#### PROVIDED INFORMATION
____

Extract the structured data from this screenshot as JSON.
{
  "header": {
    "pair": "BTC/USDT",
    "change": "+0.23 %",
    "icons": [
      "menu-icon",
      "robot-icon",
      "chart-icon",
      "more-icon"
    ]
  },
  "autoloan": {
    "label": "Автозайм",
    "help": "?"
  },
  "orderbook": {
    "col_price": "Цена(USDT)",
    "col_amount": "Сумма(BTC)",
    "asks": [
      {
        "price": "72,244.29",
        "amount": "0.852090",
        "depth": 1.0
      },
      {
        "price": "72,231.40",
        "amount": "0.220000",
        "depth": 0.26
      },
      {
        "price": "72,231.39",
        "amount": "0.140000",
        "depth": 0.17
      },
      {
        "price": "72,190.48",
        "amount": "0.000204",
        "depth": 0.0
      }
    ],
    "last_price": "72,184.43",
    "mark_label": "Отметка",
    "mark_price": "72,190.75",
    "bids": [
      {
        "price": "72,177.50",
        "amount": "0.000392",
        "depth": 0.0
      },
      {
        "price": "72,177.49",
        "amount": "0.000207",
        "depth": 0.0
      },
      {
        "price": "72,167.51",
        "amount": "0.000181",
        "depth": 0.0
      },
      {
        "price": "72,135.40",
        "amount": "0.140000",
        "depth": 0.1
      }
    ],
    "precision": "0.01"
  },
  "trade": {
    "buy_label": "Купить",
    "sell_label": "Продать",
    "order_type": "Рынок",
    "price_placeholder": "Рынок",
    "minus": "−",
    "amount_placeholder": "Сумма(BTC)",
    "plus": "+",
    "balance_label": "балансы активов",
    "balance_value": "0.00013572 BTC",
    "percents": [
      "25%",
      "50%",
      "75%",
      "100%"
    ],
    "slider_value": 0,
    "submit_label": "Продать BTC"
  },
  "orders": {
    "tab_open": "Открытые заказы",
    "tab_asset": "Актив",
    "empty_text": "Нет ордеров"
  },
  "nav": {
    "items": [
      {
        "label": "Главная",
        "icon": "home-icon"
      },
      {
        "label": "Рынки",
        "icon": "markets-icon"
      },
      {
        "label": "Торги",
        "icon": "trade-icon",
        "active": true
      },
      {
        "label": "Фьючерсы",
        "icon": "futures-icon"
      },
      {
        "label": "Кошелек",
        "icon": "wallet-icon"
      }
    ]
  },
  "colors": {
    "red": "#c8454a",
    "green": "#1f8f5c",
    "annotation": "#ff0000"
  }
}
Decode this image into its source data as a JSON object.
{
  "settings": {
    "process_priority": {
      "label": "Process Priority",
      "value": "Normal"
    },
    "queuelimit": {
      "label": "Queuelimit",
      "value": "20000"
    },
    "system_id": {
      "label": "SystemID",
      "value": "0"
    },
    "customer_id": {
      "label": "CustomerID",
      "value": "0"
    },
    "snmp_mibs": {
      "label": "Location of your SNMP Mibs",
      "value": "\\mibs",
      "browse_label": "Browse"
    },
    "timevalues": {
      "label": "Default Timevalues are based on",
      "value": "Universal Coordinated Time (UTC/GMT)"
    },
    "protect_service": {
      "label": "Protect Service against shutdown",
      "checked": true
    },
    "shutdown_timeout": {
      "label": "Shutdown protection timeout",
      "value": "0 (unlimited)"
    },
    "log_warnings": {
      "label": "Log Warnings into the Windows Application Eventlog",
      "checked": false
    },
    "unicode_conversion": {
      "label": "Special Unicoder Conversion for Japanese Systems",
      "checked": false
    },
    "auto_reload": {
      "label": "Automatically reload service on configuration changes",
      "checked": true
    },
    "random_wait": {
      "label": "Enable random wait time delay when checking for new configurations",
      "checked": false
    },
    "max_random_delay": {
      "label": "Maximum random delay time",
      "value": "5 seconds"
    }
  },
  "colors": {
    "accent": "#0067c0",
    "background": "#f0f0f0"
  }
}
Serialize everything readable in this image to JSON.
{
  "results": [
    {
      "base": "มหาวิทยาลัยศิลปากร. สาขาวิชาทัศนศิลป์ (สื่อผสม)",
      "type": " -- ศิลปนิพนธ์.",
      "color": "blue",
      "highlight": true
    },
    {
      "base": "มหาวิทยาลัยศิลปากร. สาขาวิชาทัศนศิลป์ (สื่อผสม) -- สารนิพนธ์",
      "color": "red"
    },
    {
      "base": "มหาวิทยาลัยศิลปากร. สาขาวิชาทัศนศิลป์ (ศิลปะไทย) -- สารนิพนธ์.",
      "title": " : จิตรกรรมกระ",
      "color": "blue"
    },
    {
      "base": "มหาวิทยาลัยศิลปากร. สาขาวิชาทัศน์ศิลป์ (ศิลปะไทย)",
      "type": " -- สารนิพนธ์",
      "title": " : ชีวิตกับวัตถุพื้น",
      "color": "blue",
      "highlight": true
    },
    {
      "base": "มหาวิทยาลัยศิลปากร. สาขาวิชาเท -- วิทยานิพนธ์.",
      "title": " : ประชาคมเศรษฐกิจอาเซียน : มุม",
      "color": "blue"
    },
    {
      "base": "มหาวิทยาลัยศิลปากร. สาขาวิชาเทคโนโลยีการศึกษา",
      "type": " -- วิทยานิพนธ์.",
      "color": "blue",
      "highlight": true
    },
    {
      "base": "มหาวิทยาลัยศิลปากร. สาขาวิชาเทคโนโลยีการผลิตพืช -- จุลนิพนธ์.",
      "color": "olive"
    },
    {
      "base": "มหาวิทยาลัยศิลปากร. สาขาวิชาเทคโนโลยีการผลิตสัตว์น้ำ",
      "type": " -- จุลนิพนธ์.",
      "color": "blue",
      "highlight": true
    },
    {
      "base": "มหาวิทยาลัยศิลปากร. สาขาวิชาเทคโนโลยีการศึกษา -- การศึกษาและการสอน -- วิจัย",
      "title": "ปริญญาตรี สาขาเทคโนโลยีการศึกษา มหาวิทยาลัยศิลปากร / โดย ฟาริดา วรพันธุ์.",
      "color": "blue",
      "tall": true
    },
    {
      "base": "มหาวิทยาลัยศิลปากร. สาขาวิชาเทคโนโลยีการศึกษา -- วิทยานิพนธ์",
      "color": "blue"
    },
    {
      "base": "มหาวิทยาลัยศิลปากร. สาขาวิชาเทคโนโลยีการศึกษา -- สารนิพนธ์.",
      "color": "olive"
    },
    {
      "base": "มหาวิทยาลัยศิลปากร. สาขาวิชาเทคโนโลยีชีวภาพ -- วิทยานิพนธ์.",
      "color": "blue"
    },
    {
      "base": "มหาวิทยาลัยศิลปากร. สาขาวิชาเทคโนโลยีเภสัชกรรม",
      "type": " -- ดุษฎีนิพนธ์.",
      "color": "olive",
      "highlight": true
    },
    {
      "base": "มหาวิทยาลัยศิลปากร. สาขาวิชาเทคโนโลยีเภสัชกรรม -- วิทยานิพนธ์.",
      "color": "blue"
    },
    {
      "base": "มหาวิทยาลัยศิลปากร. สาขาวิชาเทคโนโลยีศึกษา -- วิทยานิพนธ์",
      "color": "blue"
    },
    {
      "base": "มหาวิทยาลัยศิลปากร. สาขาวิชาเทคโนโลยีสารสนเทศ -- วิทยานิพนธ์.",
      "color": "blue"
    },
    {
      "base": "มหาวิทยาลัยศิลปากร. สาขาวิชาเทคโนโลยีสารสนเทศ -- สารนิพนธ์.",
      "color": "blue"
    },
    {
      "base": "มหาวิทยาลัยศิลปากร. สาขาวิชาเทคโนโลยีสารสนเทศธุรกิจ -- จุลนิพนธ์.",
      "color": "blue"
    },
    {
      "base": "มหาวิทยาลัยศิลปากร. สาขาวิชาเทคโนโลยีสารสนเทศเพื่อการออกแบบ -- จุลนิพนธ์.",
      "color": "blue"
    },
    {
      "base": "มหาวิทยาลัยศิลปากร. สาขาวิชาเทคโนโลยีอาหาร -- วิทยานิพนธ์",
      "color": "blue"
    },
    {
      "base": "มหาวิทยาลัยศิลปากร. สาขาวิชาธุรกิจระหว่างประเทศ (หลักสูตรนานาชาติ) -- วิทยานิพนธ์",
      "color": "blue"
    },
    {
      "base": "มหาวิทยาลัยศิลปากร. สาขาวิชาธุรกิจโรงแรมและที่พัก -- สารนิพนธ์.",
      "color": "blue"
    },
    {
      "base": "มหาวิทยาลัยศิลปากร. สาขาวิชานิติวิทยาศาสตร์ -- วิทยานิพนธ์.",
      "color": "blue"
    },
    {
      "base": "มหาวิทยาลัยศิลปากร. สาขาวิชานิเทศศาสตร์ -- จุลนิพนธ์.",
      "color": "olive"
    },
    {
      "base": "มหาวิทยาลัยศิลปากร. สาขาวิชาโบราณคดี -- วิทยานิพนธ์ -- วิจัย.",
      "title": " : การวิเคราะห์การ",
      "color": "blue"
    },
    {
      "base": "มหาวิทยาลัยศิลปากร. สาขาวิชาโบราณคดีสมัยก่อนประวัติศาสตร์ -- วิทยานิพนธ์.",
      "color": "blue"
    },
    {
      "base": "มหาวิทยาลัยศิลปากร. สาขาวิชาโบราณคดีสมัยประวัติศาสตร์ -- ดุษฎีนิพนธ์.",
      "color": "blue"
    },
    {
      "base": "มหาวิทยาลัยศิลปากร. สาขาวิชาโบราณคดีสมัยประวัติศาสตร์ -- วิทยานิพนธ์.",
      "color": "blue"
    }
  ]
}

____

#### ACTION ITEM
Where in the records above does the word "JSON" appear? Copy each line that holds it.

#### ANSWER BOX
Extract the structured data from this screenshot as JSON.
Decode this image into its source data as a JSON object.
Serialize everything readable in this image to JSON.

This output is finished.